I often say that I meet myself coming and going, when I am plein air painting. By that I mean that I have to do a lot of work on self-acceptance throughout the process of making a painting. Every painting is a struggle – none go exactly as planned. Some paintings go better than others, but some seem like every stroke, every color, every value, every shape, is wrong and needs to be corrected. Those paintings require self-forgiveness and self-acceptance all the way through, or else I would quit and they would end up in the trash. If I don’t forgive myself, then I become angry, and then painting is no fun. I have to reach the “zen” of the process, that point where I start to let be whatever mark I make, without conscious judgement of “good” or “bad”. The artistic analysis and corrections become unconscious, and that is when painting becomes meditative and personally transcending.
I recently have done a number of paintings, some with the local Emerald Coast Plein Air Painters, and some at an event in Apalachicola, the Forgotten Coast En Plein Air. Yesterday I did not complete my painting. I often wait until last to develop the focal area of my painting. Yesterday I worked on the focal area first, and I lost track of the time, so the call for group critique came while I still had half the canvas bare. I quickly slapped in the greenery and a suggestion of the ground to give some context and the following image of the Bruce Cafe was the result.
Last week’s regular plein air session was at Oak Marina in Niceville, Florida, yielding my impression of the graphic light on the foreground and the massive oak tree trunk.
I painted 3 paintings during the span of the Forgotten Coast En Plein Air. I painted in the Quickdraw Competition the first weekend and was pleased that my painting sold during the judging! The scene included a row of potted plants in front of a landscapers office, some in the shade, and some in the sun. I called it “Garden Ready”.
The next day my eye was caught by the light on the crumbling stucco wall and corrugated tin covering the windows of the abandoned waterfront Joe Taranto Seafood Company building. Across the street is the iconic wall of buoys, but I just suggested the buoys in order to keep attention of the texture of the wall and tin.
I could not stay for the entire event — my pool service business is experiencing a growth spurt, so I needed to be home during the week, but I returned on the weekend for the final showing of the works of the professional invited artists. While there, I painted what was told to me was the oldest structure in town, a building which now is just four walls, with no roof, draped with trumpet vines. The stark shadows of the palms on the wall were what initially attracted me to the scene. Unfortunately, I made a lot of what we painters refer to as mud when I was painting the spaces between the shadows, so I came back to the scene the next morning and cleaned them up. This is my result.
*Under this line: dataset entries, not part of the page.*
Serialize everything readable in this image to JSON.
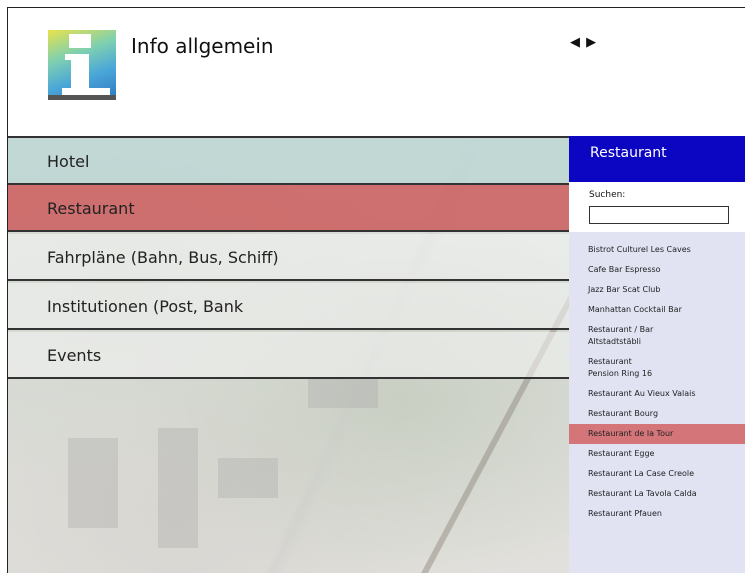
{
  "header": {
    "title": "Info allgemein",
    "prev_arrow": "◀",
    "next_arrow": "▶"
  },
  "menu": [
    {
      "label": "Hotel"
    },
    {
      "label": "Restaurant"
    },
    {
      "label": "Fahrpläne (Bahn, Bus, Schiff)"
    },
    {
      "label": "Institutionen (Post, Bank"
    },
    {
      "label": "Events"
    }
  ],
  "side": {
    "title": "Restaurant",
    "search_label": "Suchen:",
    "search_value": "",
    "items": [
      "Bistrot Culturel Les Caves",
      "Cafe Bar Espresso",
      "Jazz Bar Scat Club",
      "Manhattan Cocktail Bar",
      "Restaurant / Bar\nAltstadtstäbli",
      "Restaurant\nPension Ring 16",
      "Restaurant Au Vieux Valais",
      "Restaurant Bourg",
      "Restaurant de la Tour",
      "Restaurant Egge",
      "Restaurant La Case Creole",
      "Restaurant La Tavola Calda",
      "Restaurant Pfauen"
    ],
    "active_index": 8
  },
  "colors": {
    "hotel_bg": "#bcd6d4",
    "restaurant_bg": "#cc6060",
    "side_header_bg": "#0c06c2",
    "side_bg": "#e1e3f3",
    "active_item_bg": "#d4757a"
  },
  "icons": {
    "logo": "info-i-icon",
    "prev": "left-triangle-icon",
    "next": "right-triangle-icon"
  }
}
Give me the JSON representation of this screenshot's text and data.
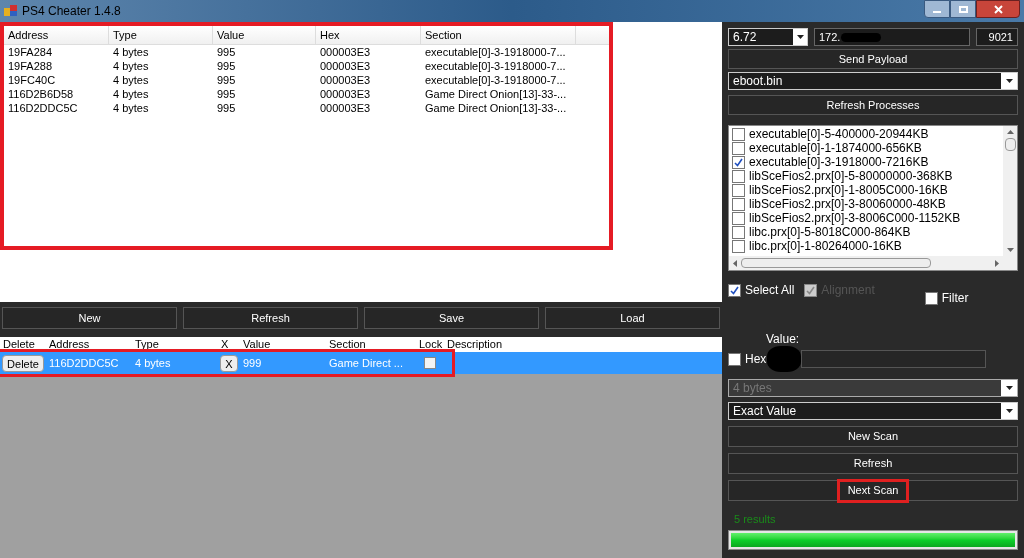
{
  "window": {
    "title": "PS4 Cheater 1.4.8"
  },
  "results_table": {
    "highlighted": true,
    "columns": [
      "Address",
      "Type",
      "Value",
      "Hex",
      "Section"
    ],
    "rows": [
      [
        "19FA284",
        "4 bytes",
        "995",
        "000003E3",
        "executable[0]-3-1918000-7..."
      ],
      [
        "19FA288",
        "4 bytes",
        "995",
        "000003E3",
        "executable[0]-3-1918000-7..."
      ],
      [
        "19FC40C",
        "4 bytes",
        "995",
        "000003E3",
        "executable[0]-3-1918000-7..."
      ],
      [
        "116D2B6D58",
        "4 bytes",
        "995",
        "000003E3",
        "Game Direct Onion[13]-33-..."
      ],
      [
        "116D2DDC5C",
        "4 bytes",
        "995",
        "000003E3",
        "Game Direct Onion[13]-33-..."
      ]
    ]
  },
  "list_buttons": [
    "New",
    "Refresh",
    "Save",
    "Load"
  ],
  "saved_table": {
    "columns": [
      "Delete",
      "Address",
      "Type",
      "X",
      "Value",
      "Section",
      "Lock",
      "Description"
    ],
    "rows": [
      {
        "selected": true,
        "highlighted": true,
        "delete": "Delete",
        "address": "116D2DDC5C",
        "type": "4 bytes",
        "x": "X",
        "value": "999",
        "section": "Game Direct ...",
        "locked": false,
        "description": ""
      }
    ]
  },
  "connection": {
    "firmware": "6.72",
    "ip": "172.",
    "ip_redacted": true,
    "port": "9021"
  },
  "send_payload": "Send Payload",
  "process": "eboot.bin",
  "refresh_processes": "Refresh Processes",
  "sections": [
    {
      "label": "executable[0]-5-400000-20944KB",
      "checked": false
    },
    {
      "label": "executable[0]-1-1874000-656KB",
      "checked": false
    },
    {
      "label": "executable[0]-3-1918000-7216KB",
      "checked": true
    },
    {
      "label": "libSceFios2.prx[0]-5-80000000-368KB",
      "checked": false
    },
    {
      "label": "libSceFios2.prx[0]-1-8005C000-16KB",
      "checked": false
    },
    {
      "label": "libSceFios2.prx[0]-3-80060000-48KB",
      "checked": false
    },
    {
      "label": "libSceFios2.prx[0]-3-8006C000-1152KB",
      "checked": false
    },
    {
      "label": "libc.prx[0]-5-8018C000-864KB",
      "checked": false
    },
    {
      "label": "libc.prx[0]-1-80264000-16KB",
      "checked": false
    }
  ],
  "select_all": {
    "label": "Select All",
    "checked": true,
    "disabled": false
  },
  "alignment": {
    "label": "Alignment",
    "checked": true,
    "disabled": true
  },
  "filter": {
    "label": "Filter",
    "checked": false,
    "disabled": false
  },
  "value_label": "Value:",
  "hex": {
    "label": "Hex",
    "checked": false,
    "disabled": false
  },
  "value_redacted": true,
  "value_type": {
    "value": "4 bytes",
    "disabled": true
  },
  "compare_type": {
    "value": "Exact Value",
    "disabled": false
  },
  "scan_buttons": [
    {
      "label": "New Scan",
      "highlighted": false
    },
    {
      "label": "Refresh",
      "highlighted": false
    },
    {
      "label": "Next Scan",
      "highlighted": true
    }
  ],
  "results_count": "5 results",
  "progress": {
    "level": 1
  }
}
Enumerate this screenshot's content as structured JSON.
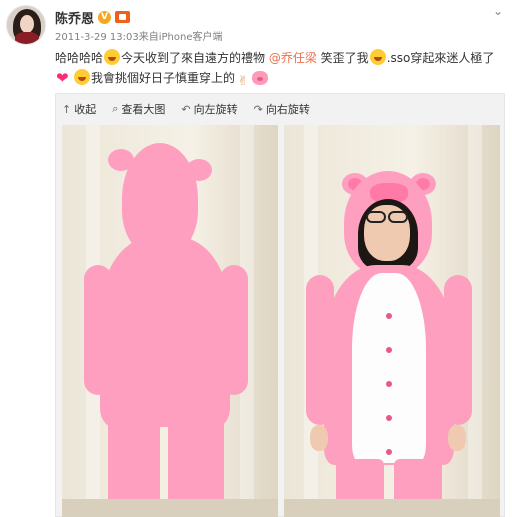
{
  "user": {
    "name": "陈乔恩",
    "verified_badge": "V"
  },
  "meta": {
    "time": "2011-3-29 13:03",
    "source": "来自iPhone客户端"
  },
  "post": {
    "t1": "哈哈哈哈",
    "t2": "今天收到了來自遠方的禮物 ",
    "mention": "@乔任梁",
    "t3": " 笑歪了我",
    "t4": ".sso穿起來迷人極了",
    "t5": "我會挑個好日子慎重穿上的"
  },
  "toolbar": {
    "collect": "收起",
    "view_large": "查看大图",
    "rotate_left": "向左旋转",
    "rotate_right": "向右旋转"
  },
  "icons": {
    "more": "chevron-down-icon",
    "collect": "collapse-icon",
    "view_large": "magnifier-icon",
    "rotate_left": "rotate-left-icon",
    "rotate_right": "rotate-right-icon"
  },
  "colors": {
    "link": "#eb7350",
    "suit_pink": "#ff9fbf",
    "badge": "#f5a623"
  }
}
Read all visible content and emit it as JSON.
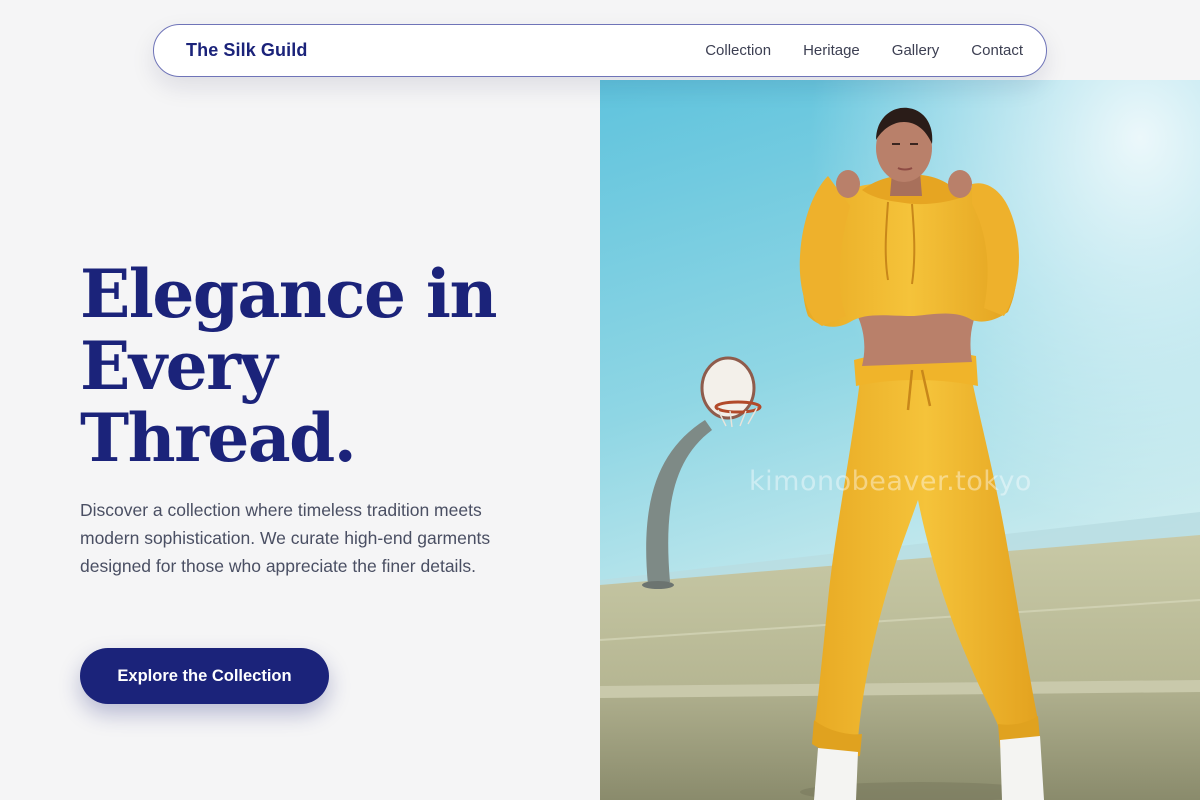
{
  "nav": {
    "brand": "The Silk Guild",
    "links": [
      {
        "label": "Collection"
      },
      {
        "label": "Heritage"
      },
      {
        "label": "Gallery"
      },
      {
        "label": "Contact"
      }
    ]
  },
  "hero": {
    "title_lines": [
      "Elegance in",
      "Every",
      "Thread."
    ],
    "description": "Discover a collection where timeless tradition meets modern sophistication. We curate high-end garments designed for those who appreciate the finer details.",
    "cta_label": "Explore the Collection"
  },
  "image": {
    "watermark": "kimonobeaver.tokyo"
  },
  "colors": {
    "brand": "#1b237a",
    "page_background": "#f5f5f6",
    "body_text": "#4a4f63"
  }
}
The week before last, our local plein air group painted at Four Mile Landing in Freeport, FL. I chose the industrial scene of the port, where barges were ready to be loaded, and on one bank, a new fireboat’s water cannons were being tested. The light alternated between a sunny glare and muted overcast as the atmosphere wafted in and out. The result was more impressionistic, with extra emphasis on the lights and darks.
All of my paintings are available for sale — click on the painting for an individual view showing the price, with a form to contact me.
In addition to “Garden Ready”, the Quickdraw competition painting shown above, the following paintings also recently sold. “Marsh at Indian Pass” sold during the Artists of Apalachicola Area member show two weekends ago, and “Island Plantation” sold this past Monday night at a meeting of the local women artists network.